The Committee’s decision is the first announced involving a Chinese buyer and a United States target over concerns of data-security and the protection of private information. In the past, CFIUS rejections involved transactions more threatening on their face to United States national security interests, such as the purchase of land near a United States military base.
Broadly, the Committee’s failure to approve the transaction comes at a time of increased scrutiny of foreign investment in the United States. CFIUS investigated 79 transactions in 2016, after investigating 14 transactions between 2005 and 2007. Further, from 2014 to 2016, CFIUS rejected two transactions and an additional 10 transactions were withdrawn and abandoned in light of CFIUS-related national security concerns. Additionally, a proposed bill with bipartisan support in the House and Senate would further expand and strengthen the Committee’s already broad review authority (read more here). While the proposed bill may not reach the floor of the House or Senate, it is expected that a bill regarding CFIUS reform will be addressed and passed this year.
Given the Committee’s posture, the MoneyGram-Ant Financial decision should be seen as a marker for potential foreign buyers in which the buyer may obtain access to sensitive and personal information of United States citizens, including financial and medical records.
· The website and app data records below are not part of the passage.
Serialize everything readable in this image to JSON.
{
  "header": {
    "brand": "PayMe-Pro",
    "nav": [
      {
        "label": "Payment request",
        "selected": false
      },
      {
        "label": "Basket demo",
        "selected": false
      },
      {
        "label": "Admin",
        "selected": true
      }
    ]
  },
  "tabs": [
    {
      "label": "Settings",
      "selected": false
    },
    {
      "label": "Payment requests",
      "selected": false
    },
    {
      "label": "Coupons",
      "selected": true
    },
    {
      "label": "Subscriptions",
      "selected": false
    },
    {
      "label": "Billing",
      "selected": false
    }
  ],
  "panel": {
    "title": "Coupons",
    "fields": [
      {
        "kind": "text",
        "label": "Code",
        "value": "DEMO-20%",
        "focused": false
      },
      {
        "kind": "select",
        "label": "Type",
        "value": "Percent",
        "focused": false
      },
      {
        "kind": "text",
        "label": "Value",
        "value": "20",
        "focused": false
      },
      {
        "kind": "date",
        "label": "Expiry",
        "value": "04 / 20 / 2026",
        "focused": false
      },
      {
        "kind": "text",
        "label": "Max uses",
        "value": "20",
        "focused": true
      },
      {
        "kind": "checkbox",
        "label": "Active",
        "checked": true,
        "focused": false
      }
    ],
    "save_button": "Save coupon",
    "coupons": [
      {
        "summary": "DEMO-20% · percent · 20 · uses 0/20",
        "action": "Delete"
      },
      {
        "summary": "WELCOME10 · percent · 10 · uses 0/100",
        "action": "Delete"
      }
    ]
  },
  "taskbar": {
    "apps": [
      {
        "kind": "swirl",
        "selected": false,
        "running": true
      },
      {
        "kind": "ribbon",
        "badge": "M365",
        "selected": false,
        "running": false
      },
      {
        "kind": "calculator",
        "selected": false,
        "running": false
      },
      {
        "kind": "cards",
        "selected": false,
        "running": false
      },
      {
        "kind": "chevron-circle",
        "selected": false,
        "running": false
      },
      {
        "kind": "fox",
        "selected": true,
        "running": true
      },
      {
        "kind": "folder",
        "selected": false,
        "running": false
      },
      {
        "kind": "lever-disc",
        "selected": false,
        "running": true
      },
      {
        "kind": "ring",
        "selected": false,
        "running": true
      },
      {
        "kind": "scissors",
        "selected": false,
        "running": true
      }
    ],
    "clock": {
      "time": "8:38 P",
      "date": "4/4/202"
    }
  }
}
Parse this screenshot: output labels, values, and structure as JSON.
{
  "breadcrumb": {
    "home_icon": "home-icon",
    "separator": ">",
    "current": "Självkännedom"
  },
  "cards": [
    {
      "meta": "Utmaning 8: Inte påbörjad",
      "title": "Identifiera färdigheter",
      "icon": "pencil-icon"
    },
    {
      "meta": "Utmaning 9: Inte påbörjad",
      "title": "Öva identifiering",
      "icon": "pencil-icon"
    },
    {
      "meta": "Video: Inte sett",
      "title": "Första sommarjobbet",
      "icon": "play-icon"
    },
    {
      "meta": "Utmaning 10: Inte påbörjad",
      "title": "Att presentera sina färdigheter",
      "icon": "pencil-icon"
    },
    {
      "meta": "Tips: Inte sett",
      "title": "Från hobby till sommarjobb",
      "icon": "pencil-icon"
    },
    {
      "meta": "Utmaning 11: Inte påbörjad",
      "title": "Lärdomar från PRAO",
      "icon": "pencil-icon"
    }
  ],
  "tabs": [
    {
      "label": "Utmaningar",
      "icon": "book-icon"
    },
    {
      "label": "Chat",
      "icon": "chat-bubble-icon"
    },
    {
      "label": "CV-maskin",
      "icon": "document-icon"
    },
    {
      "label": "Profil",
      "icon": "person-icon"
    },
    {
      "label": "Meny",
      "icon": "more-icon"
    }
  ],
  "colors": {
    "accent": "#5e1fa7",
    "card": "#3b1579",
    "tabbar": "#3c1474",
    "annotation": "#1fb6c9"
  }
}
This concern may be heightened for potential Chinese buyers. Given the length of their respective CFIUS review periods, transactions with Chinses buyers including Genworth Financial Inc.’s sale to China Oceanwide Holdings Group Co., and SkyBridge Capital LLC’s sale to HNA Group Co., the Committee may be raising data-security concerns the parties are trying to ameliorate.
However, while the Committee’s recent decision creates uncertainty for dealmakers, for the first time the United States has a president who casts a long shadow over the CFIUS review process. The Trump administration, along with Republican lawmakers, is responsible for directing new legislation regarding CFIUS through Congress and otherwise establishing the tone for policy matters. In addition, the president retains authority to approve a transaction otherwise rejected by CFIUS if petitioned by the parties to the transaction. It remains to be seen whether President Trump attempts to use such petitions as a political opportunity to curry favor as he balances advancing his “America First” agenda and managing relations with China while his administration attempts to navigate the North Korea quandary, for which Chinese support is critical.
For now, the America First agenda appears to take precedence over foreign relations concerns. After failing to obtain CFIUS approval for Chinese-backed Canyon Bridge Capital Partners’ acquisition of Lattice Semiconductor Corp, a microchip producer and important player in the semiconductor supply chain, the companies appealed directly to President Trump. In September, President Trump denied their request, after which Chinese government officials expressed frustration with what they perceived as protectionism from the White House. The Trump administration defended its position, noting the potential military applications of the microchips, among other threats. It remains to be seen whether President Trump would be more flexible with his approval if the risk to national security is indirect, such as through data-security, rather than the direct risk cited in Lattice.
The Committee’s scrutiny of Chinese-backed transactions appears to have become more rigorous, as data-security concerns could be raised for transactions regardless of industry, and recent proposed legislation would only increase the Committee’s authority to review and reject such transactions. Having knowledgeable counsel as a guide to predict, navigate and avoid regulatory delays may be critical to the success of a transaction involving foreign investors.